- **AIM OF THE EXERCISE**: Find the lines below that contain the word "Employees" and count them. Only the number should be given.

- **THE INPUT**:
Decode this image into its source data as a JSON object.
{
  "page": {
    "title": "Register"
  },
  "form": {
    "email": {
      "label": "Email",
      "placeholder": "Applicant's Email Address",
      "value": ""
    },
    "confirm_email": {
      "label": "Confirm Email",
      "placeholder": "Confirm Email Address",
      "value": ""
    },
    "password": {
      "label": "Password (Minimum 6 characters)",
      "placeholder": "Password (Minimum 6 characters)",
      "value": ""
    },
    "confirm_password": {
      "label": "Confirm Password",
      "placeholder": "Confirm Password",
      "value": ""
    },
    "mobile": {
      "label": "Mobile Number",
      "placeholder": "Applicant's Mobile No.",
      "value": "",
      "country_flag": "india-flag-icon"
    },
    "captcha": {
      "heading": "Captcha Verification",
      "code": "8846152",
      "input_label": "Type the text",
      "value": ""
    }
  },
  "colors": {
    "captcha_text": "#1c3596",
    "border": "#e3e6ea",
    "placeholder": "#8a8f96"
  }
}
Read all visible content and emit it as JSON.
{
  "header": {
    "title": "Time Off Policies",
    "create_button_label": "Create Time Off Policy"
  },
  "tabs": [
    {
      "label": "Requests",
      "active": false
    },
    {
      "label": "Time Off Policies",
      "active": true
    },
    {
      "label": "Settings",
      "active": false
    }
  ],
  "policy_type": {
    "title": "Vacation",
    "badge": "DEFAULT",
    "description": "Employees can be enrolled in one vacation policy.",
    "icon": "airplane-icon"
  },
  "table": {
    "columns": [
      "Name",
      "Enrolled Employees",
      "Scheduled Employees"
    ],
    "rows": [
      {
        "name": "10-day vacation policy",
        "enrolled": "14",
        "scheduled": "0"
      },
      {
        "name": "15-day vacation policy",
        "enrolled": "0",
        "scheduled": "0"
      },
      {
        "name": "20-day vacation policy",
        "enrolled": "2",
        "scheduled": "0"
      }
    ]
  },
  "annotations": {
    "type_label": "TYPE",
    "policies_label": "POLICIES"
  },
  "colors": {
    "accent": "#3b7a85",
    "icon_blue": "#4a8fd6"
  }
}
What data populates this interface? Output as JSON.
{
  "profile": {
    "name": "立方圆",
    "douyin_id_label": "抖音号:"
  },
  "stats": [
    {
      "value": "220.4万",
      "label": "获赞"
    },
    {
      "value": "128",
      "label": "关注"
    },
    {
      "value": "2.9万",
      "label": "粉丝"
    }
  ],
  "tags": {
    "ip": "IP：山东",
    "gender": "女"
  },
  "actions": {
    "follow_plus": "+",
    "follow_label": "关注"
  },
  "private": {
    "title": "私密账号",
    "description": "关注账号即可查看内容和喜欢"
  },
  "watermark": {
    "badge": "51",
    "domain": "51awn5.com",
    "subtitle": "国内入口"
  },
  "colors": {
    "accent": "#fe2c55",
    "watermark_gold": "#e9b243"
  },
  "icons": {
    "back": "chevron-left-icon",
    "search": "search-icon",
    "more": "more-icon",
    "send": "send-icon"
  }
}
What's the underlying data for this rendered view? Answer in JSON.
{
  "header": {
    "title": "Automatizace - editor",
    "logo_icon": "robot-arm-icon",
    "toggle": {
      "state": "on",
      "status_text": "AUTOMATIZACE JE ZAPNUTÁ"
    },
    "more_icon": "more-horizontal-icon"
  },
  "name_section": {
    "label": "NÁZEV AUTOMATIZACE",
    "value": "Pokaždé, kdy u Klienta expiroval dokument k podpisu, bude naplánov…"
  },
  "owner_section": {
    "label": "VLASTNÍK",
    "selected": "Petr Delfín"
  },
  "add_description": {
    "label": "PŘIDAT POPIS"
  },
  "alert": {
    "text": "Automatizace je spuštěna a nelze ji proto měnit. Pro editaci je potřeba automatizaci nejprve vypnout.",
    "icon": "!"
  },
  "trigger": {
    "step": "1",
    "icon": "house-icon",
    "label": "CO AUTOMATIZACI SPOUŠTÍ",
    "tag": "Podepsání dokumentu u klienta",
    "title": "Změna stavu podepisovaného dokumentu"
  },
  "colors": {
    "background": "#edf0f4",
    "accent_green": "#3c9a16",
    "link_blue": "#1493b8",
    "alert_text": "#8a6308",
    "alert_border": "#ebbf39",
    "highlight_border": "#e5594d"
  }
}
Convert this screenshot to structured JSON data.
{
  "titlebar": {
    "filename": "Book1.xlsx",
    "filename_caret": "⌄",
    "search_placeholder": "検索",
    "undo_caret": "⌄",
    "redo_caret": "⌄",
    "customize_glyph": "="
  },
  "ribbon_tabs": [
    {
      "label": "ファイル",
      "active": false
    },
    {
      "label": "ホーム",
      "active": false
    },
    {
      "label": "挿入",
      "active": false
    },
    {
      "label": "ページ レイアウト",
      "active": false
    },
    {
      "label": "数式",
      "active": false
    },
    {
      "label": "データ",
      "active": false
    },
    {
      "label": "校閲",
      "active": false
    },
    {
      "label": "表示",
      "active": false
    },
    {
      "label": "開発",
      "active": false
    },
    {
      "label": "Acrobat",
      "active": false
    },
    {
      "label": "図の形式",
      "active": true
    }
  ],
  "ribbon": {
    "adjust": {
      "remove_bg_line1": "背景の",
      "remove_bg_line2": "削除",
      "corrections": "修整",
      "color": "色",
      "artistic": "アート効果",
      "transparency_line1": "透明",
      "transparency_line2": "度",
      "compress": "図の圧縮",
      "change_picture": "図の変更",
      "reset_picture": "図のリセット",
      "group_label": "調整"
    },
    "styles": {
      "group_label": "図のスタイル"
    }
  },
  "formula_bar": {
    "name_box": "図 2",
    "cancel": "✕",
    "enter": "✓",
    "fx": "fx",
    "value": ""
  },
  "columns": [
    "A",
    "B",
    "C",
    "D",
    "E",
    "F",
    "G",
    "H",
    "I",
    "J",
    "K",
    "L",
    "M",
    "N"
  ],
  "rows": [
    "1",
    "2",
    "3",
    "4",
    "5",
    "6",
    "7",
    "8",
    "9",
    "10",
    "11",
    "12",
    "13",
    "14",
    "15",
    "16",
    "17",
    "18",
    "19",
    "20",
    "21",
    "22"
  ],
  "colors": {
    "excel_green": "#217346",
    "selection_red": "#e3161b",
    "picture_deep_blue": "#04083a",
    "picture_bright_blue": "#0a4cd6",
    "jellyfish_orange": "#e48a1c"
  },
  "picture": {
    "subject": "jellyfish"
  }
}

- **OUTPUT**: 3